As space colonization becomes a more serious project and an influential utopian imaginary, I am reminded of British scientist and communist JD Bernal’s 1929 warning about “human dimorphism”: Bernal wondered about a future in which “mechanizers” would live an enhanced, technoscientifically-evolved form of life, separated from the “humanizers,” the masses whose physical needs would be equally gratified thanks to scientific advancements—but who would prefer to exist in an atavistic human way, enjoying mundanities such as friendliness, poetry, dancing, drinking, singing, and art. His figure for that version of the good life seems to have been filched from whatever exposure he had to colonial anthropology—he calls it the “idyllic, Melanesian existence.” The mechanizers, on the other hand, would transform themselves biologically and psychologically, moving down a different evolutionary path towards a different destiny—a vision dear to present-day transhumanists, who from early on were among the strongest advocates of space colonization, and have been involved in various aspects of it, through NASA and DARPA as well as a number of smaller, more esoteric organizations. The word transhumanist was, in fact, coined by Bernal’s more famous acquaintance, Julian Huxley—Julian was Aldous’ socialist brother, who had his own visions of a quasi-eugenicist utopia.
There are alternative and instructive histories, as well as an important present, buried in these entanglements with utopia, science, and the left. It seems worthwhile to reconsider some of the visions and insights embedded in that history and, possibly, to find a lens that might point a way out of the directionless quagmire we find ourselves in as we try to think beyond the black box of market capitalism. I wonder whether, in our over-determined rejection of utopianism, we have not also thrown out something valuable, or maybe simply useful.

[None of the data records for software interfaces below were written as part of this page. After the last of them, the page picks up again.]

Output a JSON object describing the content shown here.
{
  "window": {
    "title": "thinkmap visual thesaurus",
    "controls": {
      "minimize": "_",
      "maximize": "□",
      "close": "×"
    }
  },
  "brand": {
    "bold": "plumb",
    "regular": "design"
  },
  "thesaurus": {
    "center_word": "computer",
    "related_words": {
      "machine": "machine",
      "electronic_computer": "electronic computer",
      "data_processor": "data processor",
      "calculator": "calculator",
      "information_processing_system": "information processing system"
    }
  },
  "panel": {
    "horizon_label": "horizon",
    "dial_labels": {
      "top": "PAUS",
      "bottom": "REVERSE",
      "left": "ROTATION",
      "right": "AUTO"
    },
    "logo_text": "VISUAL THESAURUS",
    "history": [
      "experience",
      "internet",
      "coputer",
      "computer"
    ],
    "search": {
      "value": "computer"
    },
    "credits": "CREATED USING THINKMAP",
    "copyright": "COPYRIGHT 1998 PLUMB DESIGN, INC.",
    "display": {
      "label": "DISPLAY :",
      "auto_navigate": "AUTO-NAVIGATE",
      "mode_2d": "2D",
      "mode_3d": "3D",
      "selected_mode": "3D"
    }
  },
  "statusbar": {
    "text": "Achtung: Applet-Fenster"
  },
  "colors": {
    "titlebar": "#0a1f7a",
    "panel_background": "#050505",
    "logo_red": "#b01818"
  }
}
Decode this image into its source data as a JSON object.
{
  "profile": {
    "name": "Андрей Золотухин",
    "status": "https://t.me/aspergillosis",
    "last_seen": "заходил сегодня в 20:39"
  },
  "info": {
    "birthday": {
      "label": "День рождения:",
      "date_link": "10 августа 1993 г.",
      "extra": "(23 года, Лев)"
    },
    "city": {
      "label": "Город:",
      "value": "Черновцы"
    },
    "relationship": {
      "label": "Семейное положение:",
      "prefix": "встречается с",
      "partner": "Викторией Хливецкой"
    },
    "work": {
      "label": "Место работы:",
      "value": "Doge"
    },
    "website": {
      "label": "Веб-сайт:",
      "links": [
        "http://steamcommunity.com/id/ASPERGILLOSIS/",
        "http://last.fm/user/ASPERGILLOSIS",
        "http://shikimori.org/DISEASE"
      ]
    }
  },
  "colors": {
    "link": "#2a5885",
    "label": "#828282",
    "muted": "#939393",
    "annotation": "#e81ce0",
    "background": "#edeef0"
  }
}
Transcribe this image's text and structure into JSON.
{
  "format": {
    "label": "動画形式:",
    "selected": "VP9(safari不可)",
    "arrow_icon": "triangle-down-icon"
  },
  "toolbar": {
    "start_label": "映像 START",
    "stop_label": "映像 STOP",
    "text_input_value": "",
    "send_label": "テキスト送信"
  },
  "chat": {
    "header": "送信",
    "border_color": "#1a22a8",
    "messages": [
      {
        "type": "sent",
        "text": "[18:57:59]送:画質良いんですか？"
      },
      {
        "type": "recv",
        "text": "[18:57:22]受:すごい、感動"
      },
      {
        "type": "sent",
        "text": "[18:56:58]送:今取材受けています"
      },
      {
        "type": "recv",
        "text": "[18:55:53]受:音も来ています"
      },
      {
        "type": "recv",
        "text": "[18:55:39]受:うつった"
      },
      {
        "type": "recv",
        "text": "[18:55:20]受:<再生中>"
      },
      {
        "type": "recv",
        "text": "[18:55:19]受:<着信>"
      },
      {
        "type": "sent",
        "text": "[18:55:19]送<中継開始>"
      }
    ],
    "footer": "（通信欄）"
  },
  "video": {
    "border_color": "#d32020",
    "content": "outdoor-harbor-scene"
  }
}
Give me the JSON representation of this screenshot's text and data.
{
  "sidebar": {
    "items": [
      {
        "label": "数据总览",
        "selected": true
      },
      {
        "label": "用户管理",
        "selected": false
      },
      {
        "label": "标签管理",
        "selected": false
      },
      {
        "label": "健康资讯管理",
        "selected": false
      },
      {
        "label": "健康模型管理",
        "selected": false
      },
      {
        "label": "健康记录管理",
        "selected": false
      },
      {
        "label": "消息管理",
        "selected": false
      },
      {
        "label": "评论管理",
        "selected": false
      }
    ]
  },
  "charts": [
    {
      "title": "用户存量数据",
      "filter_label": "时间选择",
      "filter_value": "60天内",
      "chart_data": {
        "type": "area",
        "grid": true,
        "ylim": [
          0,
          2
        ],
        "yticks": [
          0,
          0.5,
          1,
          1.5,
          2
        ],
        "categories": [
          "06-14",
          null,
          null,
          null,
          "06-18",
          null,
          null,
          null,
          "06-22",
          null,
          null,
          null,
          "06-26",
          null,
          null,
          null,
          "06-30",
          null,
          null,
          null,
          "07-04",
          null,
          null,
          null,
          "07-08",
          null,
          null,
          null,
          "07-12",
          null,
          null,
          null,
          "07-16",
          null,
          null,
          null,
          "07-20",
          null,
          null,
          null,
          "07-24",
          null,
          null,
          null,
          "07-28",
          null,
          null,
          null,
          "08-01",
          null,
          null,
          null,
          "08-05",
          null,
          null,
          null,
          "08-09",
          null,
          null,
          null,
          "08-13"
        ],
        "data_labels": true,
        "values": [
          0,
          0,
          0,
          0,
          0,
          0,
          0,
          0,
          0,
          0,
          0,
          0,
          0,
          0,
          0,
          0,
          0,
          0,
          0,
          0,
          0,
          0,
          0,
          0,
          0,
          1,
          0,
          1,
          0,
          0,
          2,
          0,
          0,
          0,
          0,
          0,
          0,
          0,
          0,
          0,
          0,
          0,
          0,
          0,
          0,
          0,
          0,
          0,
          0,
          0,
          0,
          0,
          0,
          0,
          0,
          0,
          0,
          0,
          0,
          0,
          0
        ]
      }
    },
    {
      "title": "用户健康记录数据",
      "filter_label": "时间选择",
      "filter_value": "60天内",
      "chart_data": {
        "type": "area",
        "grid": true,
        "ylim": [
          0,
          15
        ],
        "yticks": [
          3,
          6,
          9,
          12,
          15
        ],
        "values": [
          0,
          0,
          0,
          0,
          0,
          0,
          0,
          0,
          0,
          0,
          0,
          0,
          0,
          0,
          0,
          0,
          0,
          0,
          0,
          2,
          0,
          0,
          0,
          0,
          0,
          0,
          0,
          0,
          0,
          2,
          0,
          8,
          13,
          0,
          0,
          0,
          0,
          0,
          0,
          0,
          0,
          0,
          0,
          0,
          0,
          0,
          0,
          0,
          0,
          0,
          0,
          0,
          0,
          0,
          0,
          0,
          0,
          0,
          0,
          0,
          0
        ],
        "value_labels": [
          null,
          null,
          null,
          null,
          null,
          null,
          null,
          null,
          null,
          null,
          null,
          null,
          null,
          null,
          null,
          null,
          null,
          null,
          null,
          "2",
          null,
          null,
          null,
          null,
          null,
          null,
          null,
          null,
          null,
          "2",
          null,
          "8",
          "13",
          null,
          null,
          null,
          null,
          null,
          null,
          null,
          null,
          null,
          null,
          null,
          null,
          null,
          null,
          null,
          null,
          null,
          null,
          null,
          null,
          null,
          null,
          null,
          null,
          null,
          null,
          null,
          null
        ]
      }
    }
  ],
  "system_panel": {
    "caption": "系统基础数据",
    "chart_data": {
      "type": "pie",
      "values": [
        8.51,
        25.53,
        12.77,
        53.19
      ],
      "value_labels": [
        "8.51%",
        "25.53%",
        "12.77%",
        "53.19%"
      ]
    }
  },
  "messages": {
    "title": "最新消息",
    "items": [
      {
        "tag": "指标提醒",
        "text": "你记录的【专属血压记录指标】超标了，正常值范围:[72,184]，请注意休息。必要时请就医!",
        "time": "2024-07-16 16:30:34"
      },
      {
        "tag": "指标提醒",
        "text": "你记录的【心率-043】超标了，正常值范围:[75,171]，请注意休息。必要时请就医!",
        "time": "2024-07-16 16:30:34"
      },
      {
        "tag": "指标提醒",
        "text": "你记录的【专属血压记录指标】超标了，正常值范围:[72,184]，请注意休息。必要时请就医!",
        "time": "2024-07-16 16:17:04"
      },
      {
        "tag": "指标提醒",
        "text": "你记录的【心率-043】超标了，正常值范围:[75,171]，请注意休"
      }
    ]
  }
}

In putting forward a “recombinant tale of social and scientific consciousness” (a phrase I steal from Debbora Battaglia), I am especially interested in utopianism and forms of teleology , because telos seems to matter, somehow, and I am interested in finding out not so much why it matters, but how it matters in thinking politically and morally. (read more...)